Assigned task: All entries below must be written out verbatim, and the images must be dropped.

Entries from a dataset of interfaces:
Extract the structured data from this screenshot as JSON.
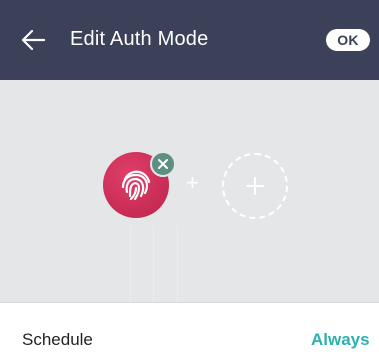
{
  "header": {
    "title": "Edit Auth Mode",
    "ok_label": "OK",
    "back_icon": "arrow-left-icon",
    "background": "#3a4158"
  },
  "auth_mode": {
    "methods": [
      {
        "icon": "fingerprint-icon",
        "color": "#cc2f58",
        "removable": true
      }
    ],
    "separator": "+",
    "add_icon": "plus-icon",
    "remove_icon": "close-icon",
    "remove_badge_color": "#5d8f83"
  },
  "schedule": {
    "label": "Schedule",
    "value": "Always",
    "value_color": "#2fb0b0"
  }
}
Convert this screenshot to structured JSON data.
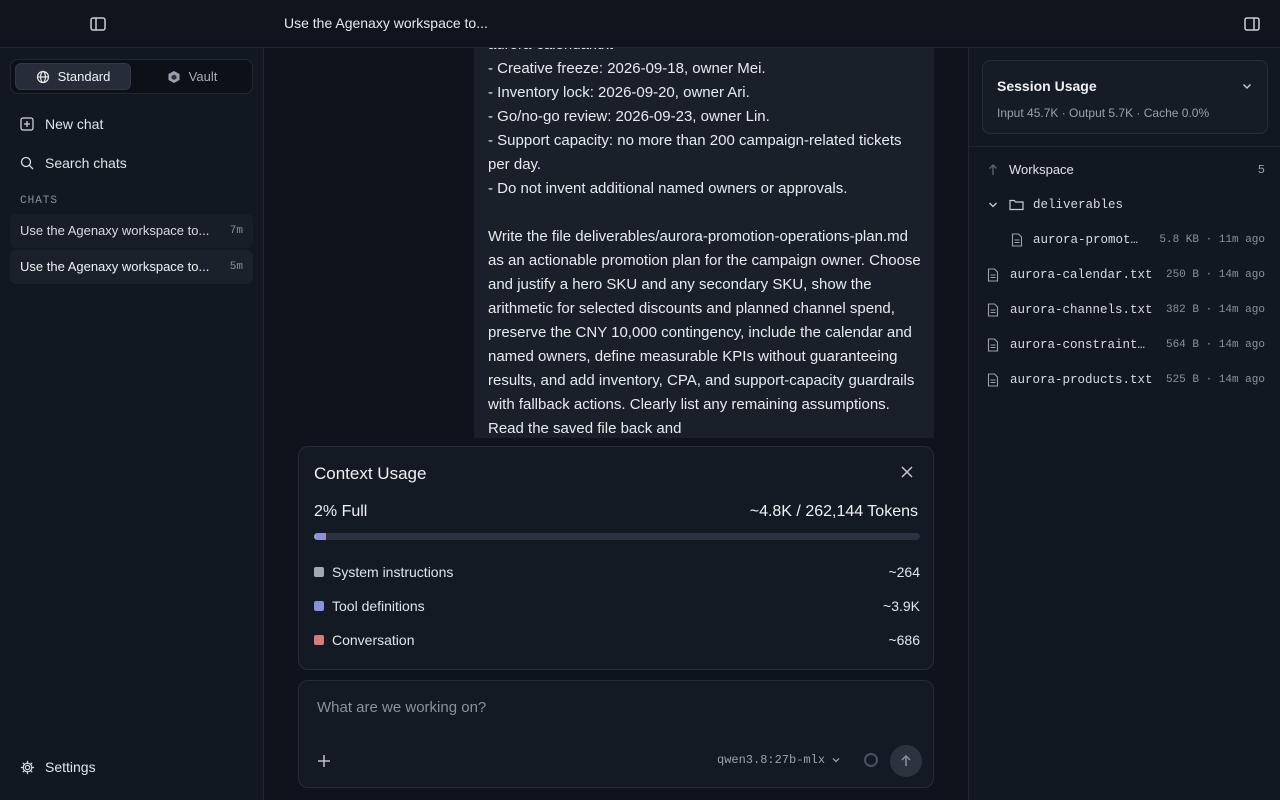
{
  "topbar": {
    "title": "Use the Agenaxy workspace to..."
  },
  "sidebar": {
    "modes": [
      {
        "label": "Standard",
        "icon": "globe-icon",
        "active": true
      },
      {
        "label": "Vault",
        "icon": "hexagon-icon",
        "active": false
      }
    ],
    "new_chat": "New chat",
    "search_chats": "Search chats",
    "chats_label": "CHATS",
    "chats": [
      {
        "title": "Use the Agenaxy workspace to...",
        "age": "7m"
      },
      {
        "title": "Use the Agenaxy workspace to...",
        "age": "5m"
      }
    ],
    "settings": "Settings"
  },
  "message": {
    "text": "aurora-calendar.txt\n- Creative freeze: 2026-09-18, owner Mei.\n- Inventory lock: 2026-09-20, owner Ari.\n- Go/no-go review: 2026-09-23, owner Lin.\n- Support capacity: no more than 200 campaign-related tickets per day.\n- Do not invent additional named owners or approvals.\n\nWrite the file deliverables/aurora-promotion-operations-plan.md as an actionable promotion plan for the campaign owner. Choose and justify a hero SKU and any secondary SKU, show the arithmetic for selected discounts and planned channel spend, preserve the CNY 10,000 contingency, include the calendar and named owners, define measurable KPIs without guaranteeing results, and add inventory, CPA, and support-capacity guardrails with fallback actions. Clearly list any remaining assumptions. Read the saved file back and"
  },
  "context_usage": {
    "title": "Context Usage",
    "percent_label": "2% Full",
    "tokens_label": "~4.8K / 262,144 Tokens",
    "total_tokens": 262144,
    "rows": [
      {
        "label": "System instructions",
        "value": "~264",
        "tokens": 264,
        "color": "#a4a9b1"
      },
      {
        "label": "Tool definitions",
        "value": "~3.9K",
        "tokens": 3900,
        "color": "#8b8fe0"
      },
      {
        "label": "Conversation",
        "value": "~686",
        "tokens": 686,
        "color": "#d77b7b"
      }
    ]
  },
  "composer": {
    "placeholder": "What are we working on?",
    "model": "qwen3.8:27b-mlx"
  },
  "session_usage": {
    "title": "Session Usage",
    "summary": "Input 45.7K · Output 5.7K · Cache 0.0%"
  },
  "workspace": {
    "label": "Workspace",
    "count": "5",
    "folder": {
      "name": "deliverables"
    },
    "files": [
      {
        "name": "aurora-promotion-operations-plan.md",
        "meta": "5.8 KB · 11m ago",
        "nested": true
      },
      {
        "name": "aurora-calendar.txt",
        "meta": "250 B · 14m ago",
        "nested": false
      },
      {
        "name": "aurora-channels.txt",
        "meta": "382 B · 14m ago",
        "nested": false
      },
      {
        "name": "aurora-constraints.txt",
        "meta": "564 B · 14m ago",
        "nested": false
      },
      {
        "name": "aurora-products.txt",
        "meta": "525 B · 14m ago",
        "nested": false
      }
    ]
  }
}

Task result:
Extract the structured data from this screenshot as JSON.
{
  "header": {
    "title": "Edit Auth Mode",
    "ok_label": "OK",
    "back_icon": "arrow-left-icon",
    "background": "#3a4158"
  },
  "auth_mode": {
    "methods": [
      {
        "icon": "fingerprint-icon",
        "color": "#cc2f58",
        "removable": true
      }
    ],
    "separator": "+",
    "add_icon": "plus-icon",
    "remove_icon": "close-icon",
    "remove_badge_color": "#5d8f83"
  },
  "schedule": {
    "label": "Schedule",
    "value": "Always",
    "value_color": "#2fb0b0"
  }
}
Convert this screenshot to structured JSON data.
{
  "topbar": {
    "title": "Use the Agenaxy workspace to..."
  },
  "sidebar": {
    "modes": [
      {
        "label": "Standard",
        "icon": "globe-icon",
        "active": true
      },
      {
        "label": "Vault",
        "icon": "hexagon-icon",
        "active": false
      }
    ],
    "new_chat": "New chat",
    "search_chats": "Search chats",
    "chats_label": "CHATS",
    "chats": [
      {
        "title": "Use the Agenaxy workspace to...",
        "age": "7m"
      },
      {
        "title": "Use the Agenaxy workspace to...",
        "age": "5m"
      }
    ],
    "settings": "Settings"
  },
  "message": {
    "text": "aurora-calendar.txt\n- Creative freeze: 2026-09-18, owner Mei.\n- Inventory lock: 2026-09-20, owner Ari.\n- Go/no-go review: 2026-09-23, owner Lin.\n- Support capacity: no more than 200 campaign-related tickets per day.\n- Do not invent additional named owners or approvals.\n\nWrite the file deliverables/aurora-promotion-operations-plan.md as an actionable promotion plan for the campaign owner. Choose and justify a hero SKU and any secondary SKU, show the arithmetic for selected discounts and planned channel spend, preserve the CNY 10,000 contingency, include the calendar and named owners, define measurable KPIs without guaranteeing results, and add inventory, CPA, and support-capacity guardrails with fallback actions. Clearly list any remaining assumptions. Read the saved file back and"
  },
  "context_usage": {
    "title": "Context Usage",
    "percent_label": "2% Full",
    "tokens_label": "~4.8K / 262,144 Tokens",
    "total_tokens": 262144,
    "rows": [
      {
        "label": "System instructions",
        "value": "~264",
        "tokens": 264,
        "color": "#a4a9b1"
      },
      {
        "label": "Tool definitions",
        "value": "~3.9K",
        "tokens": 3900,
        "color": "#8b8fe0"
      },
      {
        "label": "Conversation",
        "value": "~686",
        "tokens": 686,
        "color": "#d77b7b"
      }
    ]
  },
  "composer": {
    "placeholder": "What are we working on?",
    "model": "qwen3.8:27b-mlx"
  },
  "session_usage": {
    "title": "Session Usage",
    "summary": "Input 45.7K · Output 5.7K · Cache 0.0%"
  },
  "workspace": {
    "label": "Workspace",
    "count": "5",
    "folder": {
      "name": "deliverables"
    },
    "files": [
      {
        "name": "aurora-promotion-operations-plan.md",
        "meta": "5.8 KB · 11m ago",
        "nested": true
      },
      {
        "name": "aurora-calendar.txt",
        "meta": "250 B · 14m ago",
        "nested": false
      },
      {
        "name": "aurora-channels.txt",
        "meta": "382 B · 14m ago",
        "nested": false
      },
      {
        "name": "aurora-constraints.txt",
        "meta": "564 B · 14m ago",
        "nested": false
      },
      {
        "name": "aurora-products.txt",
        "meta": "525 B · 14m ago",
        "nested": false
      }
    ]
  }
}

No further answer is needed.